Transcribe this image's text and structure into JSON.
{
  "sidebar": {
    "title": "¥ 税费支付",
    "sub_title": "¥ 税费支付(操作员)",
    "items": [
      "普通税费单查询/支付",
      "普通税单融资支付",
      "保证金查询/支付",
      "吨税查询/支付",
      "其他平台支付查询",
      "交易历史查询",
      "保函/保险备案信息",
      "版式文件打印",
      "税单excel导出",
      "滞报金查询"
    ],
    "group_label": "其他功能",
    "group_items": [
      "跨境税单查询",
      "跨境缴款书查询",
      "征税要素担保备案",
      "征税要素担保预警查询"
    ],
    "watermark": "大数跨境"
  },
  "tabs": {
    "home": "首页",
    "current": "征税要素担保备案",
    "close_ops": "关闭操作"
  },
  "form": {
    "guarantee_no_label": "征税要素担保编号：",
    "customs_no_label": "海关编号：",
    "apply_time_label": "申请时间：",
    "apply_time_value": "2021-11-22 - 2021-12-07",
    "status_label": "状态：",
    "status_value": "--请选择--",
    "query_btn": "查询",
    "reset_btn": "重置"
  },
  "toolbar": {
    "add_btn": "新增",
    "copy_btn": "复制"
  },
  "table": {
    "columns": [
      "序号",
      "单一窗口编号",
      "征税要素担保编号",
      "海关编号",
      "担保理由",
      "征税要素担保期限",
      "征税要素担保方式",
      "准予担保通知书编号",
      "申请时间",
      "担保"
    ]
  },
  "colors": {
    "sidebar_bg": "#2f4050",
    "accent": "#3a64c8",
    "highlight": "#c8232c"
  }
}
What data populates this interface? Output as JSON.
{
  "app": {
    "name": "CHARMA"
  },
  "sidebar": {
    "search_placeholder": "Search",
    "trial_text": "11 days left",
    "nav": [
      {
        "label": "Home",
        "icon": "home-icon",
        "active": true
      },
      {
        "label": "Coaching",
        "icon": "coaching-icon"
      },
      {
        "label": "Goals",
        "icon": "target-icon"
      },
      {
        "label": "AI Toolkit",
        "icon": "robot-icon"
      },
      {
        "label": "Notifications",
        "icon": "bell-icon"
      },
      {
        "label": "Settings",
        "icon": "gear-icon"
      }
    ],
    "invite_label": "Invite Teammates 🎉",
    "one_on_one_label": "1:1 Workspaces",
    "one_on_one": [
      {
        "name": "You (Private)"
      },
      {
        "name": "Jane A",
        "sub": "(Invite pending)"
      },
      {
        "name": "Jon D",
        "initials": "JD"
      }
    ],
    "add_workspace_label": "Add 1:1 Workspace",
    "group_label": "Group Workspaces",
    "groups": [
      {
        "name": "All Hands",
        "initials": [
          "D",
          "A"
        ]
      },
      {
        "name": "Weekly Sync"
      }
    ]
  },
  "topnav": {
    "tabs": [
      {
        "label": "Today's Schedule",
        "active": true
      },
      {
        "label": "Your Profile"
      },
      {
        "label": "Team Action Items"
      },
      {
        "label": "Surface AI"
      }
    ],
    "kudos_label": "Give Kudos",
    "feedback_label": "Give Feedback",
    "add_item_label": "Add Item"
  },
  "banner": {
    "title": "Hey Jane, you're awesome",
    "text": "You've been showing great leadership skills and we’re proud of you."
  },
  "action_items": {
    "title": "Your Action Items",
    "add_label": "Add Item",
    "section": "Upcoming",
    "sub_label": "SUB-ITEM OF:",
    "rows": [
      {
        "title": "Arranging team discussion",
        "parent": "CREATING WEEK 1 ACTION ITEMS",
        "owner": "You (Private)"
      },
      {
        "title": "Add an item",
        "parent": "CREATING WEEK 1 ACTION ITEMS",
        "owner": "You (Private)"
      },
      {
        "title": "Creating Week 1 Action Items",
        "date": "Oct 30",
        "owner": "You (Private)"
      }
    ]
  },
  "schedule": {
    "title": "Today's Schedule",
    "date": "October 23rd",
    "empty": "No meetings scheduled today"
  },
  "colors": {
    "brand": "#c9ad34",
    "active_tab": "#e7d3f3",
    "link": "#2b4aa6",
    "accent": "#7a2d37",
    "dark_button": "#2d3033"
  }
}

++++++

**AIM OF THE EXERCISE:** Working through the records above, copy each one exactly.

**SOLUTION TO THE PROBLEM:**
Transcribe this image's text and structure into JSON.
{
  "sidebar": {
    "title": "¥ 税费支付",
    "sub_title": "¥ 税费支付(操作员)",
    "items": [
      "普通税费单查询/支付",
      "普通税单融资支付",
      "保证金查询/支付",
      "吨税查询/支付",
      "其他平台支付查询",
      "交易历史查询",
      "保函/保险备案信息",
      "版式文件打印",
      "税单excel导出",
      "滞报金查询"
    ],
    "group_label": "其他功能",
    "group_items": [
      "跨境税单查询",
      "跨境缴款书查询",
      "征税要素担保备案",
      "征税要素担保预警查询"
    ],
    "watermark": "大数跨境"
  },
  "tabs": {
    "home": "首页",
    "current": "征税要素担保备案",
    "close_ops": "关闭操作"
  },
  "form": {
    "guarantee_no_label": "征税要素担保编号：",
    "customs_no_label": "海关编号：",
    "apply_time_label": "申请时间：",
    "apply_time_value": "2021-11-22 - 2021-12-07",
    "status_label": "状态：",
    "status_value": "--请选择--",
    "query_btn": "查询",
    "reset_btn": "重置"
  },
  "toolbar": {
    "add_btn": "新增",
    "copy_btn": "复制"
  },
  "table": {
    "columns": [
      "序号",
      "单一窗口编号",
      "征税要素担保编号",
      "海关编号",
      "担保理由",
      "征税要素担保期限",
      "征税要素担保方式",
      "准予担保通知书编号",
      "申请时间",
      "担保"
    ]
  },
  "colors": {
    "sidebar_bg": "#2f4050",
    "accent": "#3a64c8",
    "highlight": "#c8232c"
  }
}
What data populates this interface? Output as JSON.
{
  "app": {
    "name": "CHARMA"
  },
  "sidebar": {
    "search_placeholder": "Search",
    "trial_text": "11 days left",
    "nav": [
      {
        "label": "Home",
        "icon": "home-icon",
        "active": true
      },
      {
        "label": "Coaching",
        "icon": "coaching-icon"
      },
      {
        "label": "Goals",
        "icon": "target-icon"
      },
      {
        "label": "AI Toolkit",
        "icon": "robot-icon"
      },
      {
        "label": "Notifications",
        "icon": "bell-icon"
      },
      {
        "label": "Settings",
        "icon": "gear-icon"
      }
    ],
    "invite_label": "Invite Teammates 🎉",
    "one_on_one_label": "1:1 Workspaces",
    "one_on_one": [
      {
        "name": "You (Private)"
      },
      {
        "name": "Jane A",
        "sub": "(Invite pending)"
      },
      {
        "name": "Jon D",
        "initials": "JD"
      }
    ],
    "add_workspace_label": "Add 1:1 Workspace",
    "group_label": "Group Workspaces",
    "groups": [
      {
        "name": "All Hands",
        "initials": [
          "D",
          "A"
        ]
      },
      {
        "name": "Weekly Sync"
      }
    ]
  },
  "topnav": {
    "tabs": [
      {
        "label": "Today's Schedule",
        "active": true
      },
      {
        "label": "Your Profile"
      },
      {
        "label": "Team Action Items"
      },
      {
        "label": "Surface AI"
      }
    ],
    "kudos_label": "Give Kudos",
    "feedback_label": "Give Feedback",
    "add_item_label": "Add Item"
  },
  "banner": {
    "title": "Hey Jane, you're awesome",
    "text": "You've been showing great leadership skills and we’re proud of you."
  },
  "action_items": {
    "title": "Your Action Items",
    "add_label": "Add Item",
    "section": "Upcoming",
    "sub_label": "SUB-ITEM OF:",
    "rows": [
      {
        "title": "Arranging team discussion",
        "parent": "CREATING WEEK 1 ACTION ITEMS",
        "owner": "You (Private)"
      },
      {
        "title": "Add an item",
        "parent": "CREATING WEEK 1 ACTION ITEMS",
        "owner": "You (Private)"
      },
      {
        "title": "Creating Week 1 Action Items",
        "date": "Oct 30",
        "owner": "You (Private)"
      }
    ]
  },
  "schedule": {
    "title": "Today's Schedule",
    "date": "October 23rd",
    "empty": "No meetings scheduled today"
  },
  "colors": {
    "brand": "#c9ad34",
    "active_tab": "#e7d3f3",
    "link": "#2b4aa6",
    "accent": "#7a2d37",
    "dark_button": "#2d3033"
  }
}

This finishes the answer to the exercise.